A Cortex Plus Primer

In my X-Com RPG posts, I’ve been assuming a certain knowledge of CortexPlus from my readers. For those unfamiliar with the system, here is a quick primer which I hope contains all you need to understand what I’m doing with X-Com RPG.

CortexPlus is significantly different (and very much improved, in my opinion) from its predecessor: Cortex (used in games like Serenity, and Batttlestar Galactica).

CortexPlus 101

CortexPlus is very simple but harnesses astounding potential.

  • Everything that matters has Traits which are rated in die sizes from d4-d12. (In my posts I usually color Traits blue for easy spotting)
  • Actions that include any risk are resolved as contests between two or more Traits on each side.
    • Both sides of the contest roll all applicable dice and add together the highest 2 results.
    • The higher of these two sums wins the contest.
  • In addition to the resolution mechanic, players have means of taking control over the narrative
    • ie. Plot Points (as in Leverage and Smallville)
    • Talents (special powers players have to bend or break the rules in certain circumstances)

That’s all there is to CortexPlus basically, but the potential it allows is unbelievable once you dig into it.

X-Com Particularities

Additional things I’ve mentioned like Distinctions and Specialties are just standardized kinds of Traits that work a certain way within a game.

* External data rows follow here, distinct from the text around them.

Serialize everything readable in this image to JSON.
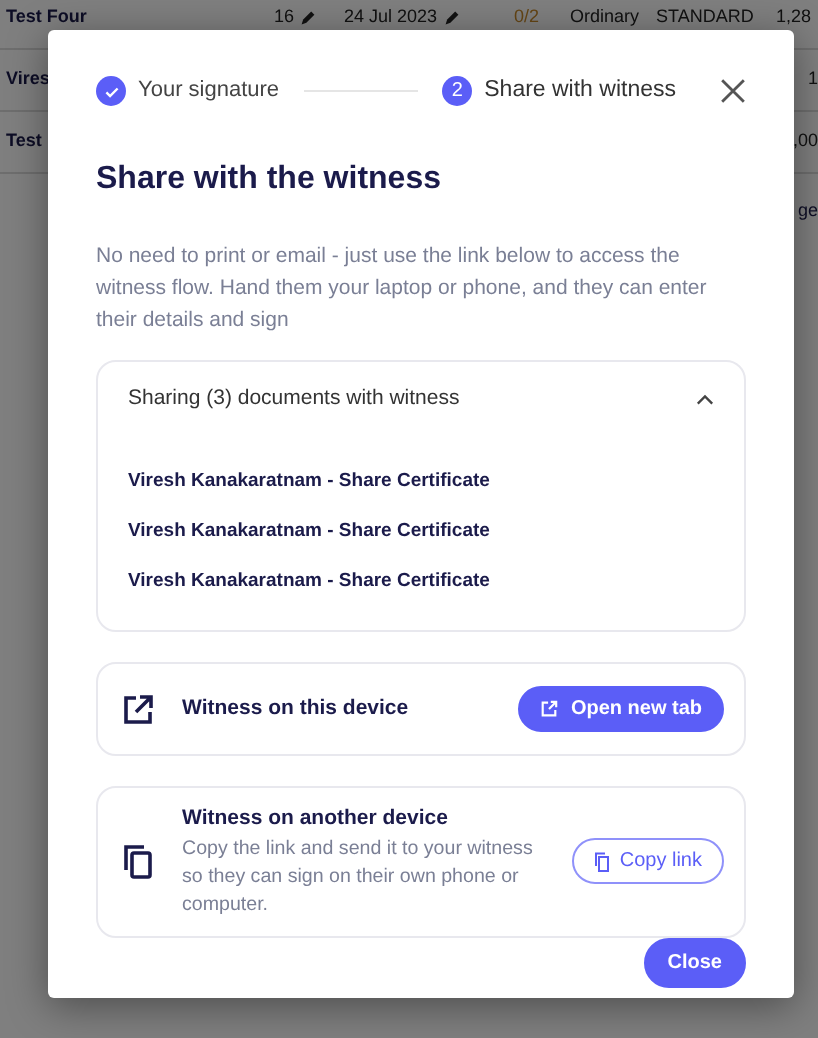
{
  "background_table": {
    "rows": [
      {
        "cells": [
          {
            "text": "Test Four",
            "kind": "name"
          },
          {
            "text": "16",
            "kind": "edit"
          },
          {
            "text": "24 Jul 2023",
            "kind": "edit"
          },
          {
            "text": "0/2",
            "kind": "count"
          },
          {
            "text": "Ordinary",
            "kind": "plain"
          },
          {
            "text": "STANDARD",
            "kind": "plain"
          },
          {
            "text": "1,28",
            "kind": "plain"
          }
        ]
      },
      {
        "cells": [
          {
            "text": "Vires",
            "kind": "name"
          },
          {
            "text": "1",
            "kind": "edge"
          }
        ]
      },
      {
        "cells": [
          {
            "text": "Test",
            "kind": "name"
          },
          {
            "text": ",00",
            "kind": "edge"
          }
        ]
      }
    ],
    "footer_text": "ge"
  },
  "modal": {
    "steps": [
      {
        "label": "Your signature",
        "done": true
      },
      {
        "label": "Share with witness",
        "done": false,
        "number": "2"
      }
    ],
    "title": "Share with the witness",
    "description": "No need to print or email - just use the link below to access the witness flow. Hand them your laptop or phone, and they can enter their details and sign",
    "documents": {
      "header": "Sharing (3) documents with witness",
      "expanded": true,
      "items": [
        "Viresh Kanakaratnam - Share Certificate",
        "Viresh Kanakaratnam - Share Certificate",
        "Viresh Kanakaratnam - Share Certificate"
      ]
    },
    "options": [
      {
        "kind": "this_device",
        "title": "Witness on this device",
        "button": "Open new tab"
      },
      {
        "kind": "other_device",
        "title": "Witness on another device",
        "text": "Copy the link and send it to your witness so they can sign on their own phone or computer.",
        "button": "Copy link"
      }
    ],
    "close_button": "Close"
  }
}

Specialties add a d6 to the dice pool a player rolls when taking certain actions. Distinctions are sometimes helpful and sometimes detrimental. Players may choose to add one d8 to any roll when a Distinction would help the effort, or may choose to earn a Plot Point to add one d4 to any roll when a Distinction would hurt the effort.

In X-Com, I haven’t dealt with Plot Points yet, though they most closely align with Time Units. I have been assuming Commanders will have Distinctions and Talents, and I’m toying with an idea that Soldiers will each have a random Talent as well to give them that unique, random feeling from the original game, and to help players get attached to the characters so their death is more poignant.

Any other questions that I assume in the posts but aren’t covered here? Leave your questions in comments and I’ll flesh out any gaps.

About Adam

I'm a husband, an explorer of the inexhaustible, and a hunter for unexpected synergies and collaborative potentials. My explorations into RPGs began with running D&D games, though lately I enjoy mining the potentials of diverse systems, especially Cortex Plus.